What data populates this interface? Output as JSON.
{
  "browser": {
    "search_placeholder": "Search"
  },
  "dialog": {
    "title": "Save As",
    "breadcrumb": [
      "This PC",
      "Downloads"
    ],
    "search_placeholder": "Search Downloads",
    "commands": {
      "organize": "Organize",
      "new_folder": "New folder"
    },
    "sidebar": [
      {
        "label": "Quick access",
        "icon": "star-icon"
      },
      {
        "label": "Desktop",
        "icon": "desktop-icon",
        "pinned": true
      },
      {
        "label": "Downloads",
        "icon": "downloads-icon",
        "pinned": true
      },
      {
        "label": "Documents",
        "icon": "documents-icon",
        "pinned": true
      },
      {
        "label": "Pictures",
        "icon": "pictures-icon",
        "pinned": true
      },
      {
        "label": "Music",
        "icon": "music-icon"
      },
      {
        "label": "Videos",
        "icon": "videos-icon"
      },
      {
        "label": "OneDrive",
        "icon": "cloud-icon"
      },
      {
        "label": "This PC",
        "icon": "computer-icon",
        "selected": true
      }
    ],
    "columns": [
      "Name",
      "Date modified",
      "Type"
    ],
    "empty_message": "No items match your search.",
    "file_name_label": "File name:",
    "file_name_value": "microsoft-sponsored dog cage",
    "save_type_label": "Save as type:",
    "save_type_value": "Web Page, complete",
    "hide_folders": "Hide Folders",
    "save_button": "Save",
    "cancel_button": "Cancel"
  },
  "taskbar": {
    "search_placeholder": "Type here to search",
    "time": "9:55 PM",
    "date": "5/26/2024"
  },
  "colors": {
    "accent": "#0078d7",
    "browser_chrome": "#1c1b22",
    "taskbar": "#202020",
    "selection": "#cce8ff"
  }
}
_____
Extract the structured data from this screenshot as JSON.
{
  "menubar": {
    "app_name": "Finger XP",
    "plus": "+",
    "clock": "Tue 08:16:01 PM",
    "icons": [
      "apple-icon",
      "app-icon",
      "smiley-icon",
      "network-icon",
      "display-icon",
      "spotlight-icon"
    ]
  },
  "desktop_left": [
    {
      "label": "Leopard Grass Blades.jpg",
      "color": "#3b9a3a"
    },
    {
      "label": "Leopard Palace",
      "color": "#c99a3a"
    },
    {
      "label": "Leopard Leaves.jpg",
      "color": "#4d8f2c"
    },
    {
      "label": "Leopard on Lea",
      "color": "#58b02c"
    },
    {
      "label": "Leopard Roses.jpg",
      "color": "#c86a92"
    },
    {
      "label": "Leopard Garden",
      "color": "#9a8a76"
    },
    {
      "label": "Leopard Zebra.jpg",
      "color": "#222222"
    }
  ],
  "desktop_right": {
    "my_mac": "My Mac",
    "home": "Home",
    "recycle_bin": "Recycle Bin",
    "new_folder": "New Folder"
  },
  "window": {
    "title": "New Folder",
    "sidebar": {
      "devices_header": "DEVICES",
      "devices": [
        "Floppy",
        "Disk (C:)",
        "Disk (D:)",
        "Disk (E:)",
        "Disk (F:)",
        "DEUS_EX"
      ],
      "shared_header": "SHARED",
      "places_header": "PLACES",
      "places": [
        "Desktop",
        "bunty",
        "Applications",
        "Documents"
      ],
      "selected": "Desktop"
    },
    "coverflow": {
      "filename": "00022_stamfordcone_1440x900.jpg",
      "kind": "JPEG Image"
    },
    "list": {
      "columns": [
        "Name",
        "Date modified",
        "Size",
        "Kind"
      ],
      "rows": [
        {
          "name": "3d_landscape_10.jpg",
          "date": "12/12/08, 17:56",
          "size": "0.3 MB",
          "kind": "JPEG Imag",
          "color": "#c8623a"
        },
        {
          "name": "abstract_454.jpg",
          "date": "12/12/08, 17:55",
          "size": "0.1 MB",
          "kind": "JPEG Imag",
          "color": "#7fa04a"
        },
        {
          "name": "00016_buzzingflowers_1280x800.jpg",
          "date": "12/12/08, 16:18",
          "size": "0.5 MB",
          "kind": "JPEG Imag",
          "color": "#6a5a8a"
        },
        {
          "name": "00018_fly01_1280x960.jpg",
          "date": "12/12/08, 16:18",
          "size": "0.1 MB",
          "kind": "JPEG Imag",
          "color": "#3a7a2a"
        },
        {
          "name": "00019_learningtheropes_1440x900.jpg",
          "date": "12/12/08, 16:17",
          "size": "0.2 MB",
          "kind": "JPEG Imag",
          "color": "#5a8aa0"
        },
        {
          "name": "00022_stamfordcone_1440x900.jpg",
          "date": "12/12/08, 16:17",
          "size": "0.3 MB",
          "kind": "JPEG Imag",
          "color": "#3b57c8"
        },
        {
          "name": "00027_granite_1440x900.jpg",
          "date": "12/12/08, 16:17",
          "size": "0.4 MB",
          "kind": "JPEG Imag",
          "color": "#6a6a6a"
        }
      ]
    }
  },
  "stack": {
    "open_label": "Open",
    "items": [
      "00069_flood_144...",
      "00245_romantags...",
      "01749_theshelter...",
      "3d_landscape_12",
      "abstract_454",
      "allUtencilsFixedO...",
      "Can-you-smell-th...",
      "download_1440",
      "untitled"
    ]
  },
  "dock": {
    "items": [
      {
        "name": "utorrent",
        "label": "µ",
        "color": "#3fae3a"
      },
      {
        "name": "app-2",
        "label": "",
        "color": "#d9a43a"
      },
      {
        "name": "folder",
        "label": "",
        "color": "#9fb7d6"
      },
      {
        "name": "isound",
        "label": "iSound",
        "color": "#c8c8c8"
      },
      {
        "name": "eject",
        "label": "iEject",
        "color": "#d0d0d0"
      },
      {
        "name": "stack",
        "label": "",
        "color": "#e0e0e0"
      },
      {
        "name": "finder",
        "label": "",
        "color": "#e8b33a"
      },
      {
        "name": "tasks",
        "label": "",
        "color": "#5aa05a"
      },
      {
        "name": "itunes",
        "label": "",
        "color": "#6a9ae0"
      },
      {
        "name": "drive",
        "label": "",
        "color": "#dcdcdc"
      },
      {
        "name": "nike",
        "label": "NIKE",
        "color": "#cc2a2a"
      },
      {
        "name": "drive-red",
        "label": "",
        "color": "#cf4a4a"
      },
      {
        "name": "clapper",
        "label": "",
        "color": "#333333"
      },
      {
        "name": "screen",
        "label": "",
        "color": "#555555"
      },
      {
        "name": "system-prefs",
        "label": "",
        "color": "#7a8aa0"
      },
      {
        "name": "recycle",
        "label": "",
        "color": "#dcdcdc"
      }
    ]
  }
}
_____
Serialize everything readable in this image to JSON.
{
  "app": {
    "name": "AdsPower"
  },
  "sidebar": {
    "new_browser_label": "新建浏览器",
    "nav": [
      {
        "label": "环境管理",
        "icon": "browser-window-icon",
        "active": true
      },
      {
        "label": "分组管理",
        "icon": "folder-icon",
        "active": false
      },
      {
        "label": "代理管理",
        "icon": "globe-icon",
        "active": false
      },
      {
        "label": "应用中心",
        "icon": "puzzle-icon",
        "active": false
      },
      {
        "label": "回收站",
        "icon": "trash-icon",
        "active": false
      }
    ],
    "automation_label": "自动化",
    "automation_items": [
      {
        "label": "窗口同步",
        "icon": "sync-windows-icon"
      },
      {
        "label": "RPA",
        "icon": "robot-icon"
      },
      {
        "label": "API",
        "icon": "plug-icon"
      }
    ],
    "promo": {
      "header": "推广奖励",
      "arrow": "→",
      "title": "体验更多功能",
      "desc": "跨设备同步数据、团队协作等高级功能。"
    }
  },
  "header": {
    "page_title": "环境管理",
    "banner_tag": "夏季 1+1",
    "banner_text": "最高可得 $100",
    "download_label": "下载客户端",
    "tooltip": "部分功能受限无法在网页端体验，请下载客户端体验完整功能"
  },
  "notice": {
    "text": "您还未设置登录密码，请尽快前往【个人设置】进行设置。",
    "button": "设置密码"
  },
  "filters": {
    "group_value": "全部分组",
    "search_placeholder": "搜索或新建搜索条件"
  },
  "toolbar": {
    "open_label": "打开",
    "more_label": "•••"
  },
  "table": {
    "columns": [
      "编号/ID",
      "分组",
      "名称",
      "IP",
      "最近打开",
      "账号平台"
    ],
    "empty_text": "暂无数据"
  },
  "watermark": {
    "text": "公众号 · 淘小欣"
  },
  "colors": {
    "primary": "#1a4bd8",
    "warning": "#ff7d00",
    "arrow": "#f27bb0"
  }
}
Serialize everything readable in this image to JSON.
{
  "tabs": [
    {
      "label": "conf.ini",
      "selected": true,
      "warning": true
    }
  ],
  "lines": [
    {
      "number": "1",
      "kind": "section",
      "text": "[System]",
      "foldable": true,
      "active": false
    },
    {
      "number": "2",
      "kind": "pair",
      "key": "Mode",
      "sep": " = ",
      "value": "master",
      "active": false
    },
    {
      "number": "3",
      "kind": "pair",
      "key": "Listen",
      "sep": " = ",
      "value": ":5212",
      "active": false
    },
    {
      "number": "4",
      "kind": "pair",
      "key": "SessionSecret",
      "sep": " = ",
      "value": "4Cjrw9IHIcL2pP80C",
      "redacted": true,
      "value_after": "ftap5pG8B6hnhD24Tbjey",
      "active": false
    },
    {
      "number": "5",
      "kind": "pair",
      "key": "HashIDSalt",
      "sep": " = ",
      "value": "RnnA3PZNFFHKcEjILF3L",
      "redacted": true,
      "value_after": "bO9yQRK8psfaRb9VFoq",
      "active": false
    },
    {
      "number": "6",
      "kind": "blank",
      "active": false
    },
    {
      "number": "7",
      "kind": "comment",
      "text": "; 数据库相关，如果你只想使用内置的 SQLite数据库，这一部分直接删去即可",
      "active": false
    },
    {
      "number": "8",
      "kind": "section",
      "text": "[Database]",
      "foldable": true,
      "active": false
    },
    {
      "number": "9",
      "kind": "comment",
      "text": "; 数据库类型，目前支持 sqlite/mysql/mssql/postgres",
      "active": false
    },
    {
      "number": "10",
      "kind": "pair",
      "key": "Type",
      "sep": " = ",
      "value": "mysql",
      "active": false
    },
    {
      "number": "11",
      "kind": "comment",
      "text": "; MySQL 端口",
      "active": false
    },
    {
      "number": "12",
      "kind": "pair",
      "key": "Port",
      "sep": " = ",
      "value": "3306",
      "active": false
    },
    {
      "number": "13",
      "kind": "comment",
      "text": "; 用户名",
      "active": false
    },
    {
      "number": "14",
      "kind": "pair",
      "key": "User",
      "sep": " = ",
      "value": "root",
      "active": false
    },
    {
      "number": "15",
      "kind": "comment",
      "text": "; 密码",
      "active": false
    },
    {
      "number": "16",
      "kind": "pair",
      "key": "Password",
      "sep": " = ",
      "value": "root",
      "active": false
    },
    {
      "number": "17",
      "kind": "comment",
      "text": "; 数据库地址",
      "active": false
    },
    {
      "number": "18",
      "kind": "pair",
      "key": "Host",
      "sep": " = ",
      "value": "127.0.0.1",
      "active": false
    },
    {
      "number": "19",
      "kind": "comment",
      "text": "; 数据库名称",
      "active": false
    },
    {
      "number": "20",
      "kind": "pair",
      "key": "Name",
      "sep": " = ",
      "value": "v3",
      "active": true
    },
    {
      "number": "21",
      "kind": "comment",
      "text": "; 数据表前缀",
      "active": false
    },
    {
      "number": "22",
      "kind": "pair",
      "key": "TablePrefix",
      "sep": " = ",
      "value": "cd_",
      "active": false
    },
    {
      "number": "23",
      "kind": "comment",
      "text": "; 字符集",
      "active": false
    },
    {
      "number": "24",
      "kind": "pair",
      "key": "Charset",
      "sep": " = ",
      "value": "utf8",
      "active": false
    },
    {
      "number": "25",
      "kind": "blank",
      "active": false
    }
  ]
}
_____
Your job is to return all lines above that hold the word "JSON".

What data populates this interface? Output as JSON.
Extract the structured data from this screenshot as JSON.
Serialize everything readable in this image to JSON.
Serialize everything readable in this image to JSON.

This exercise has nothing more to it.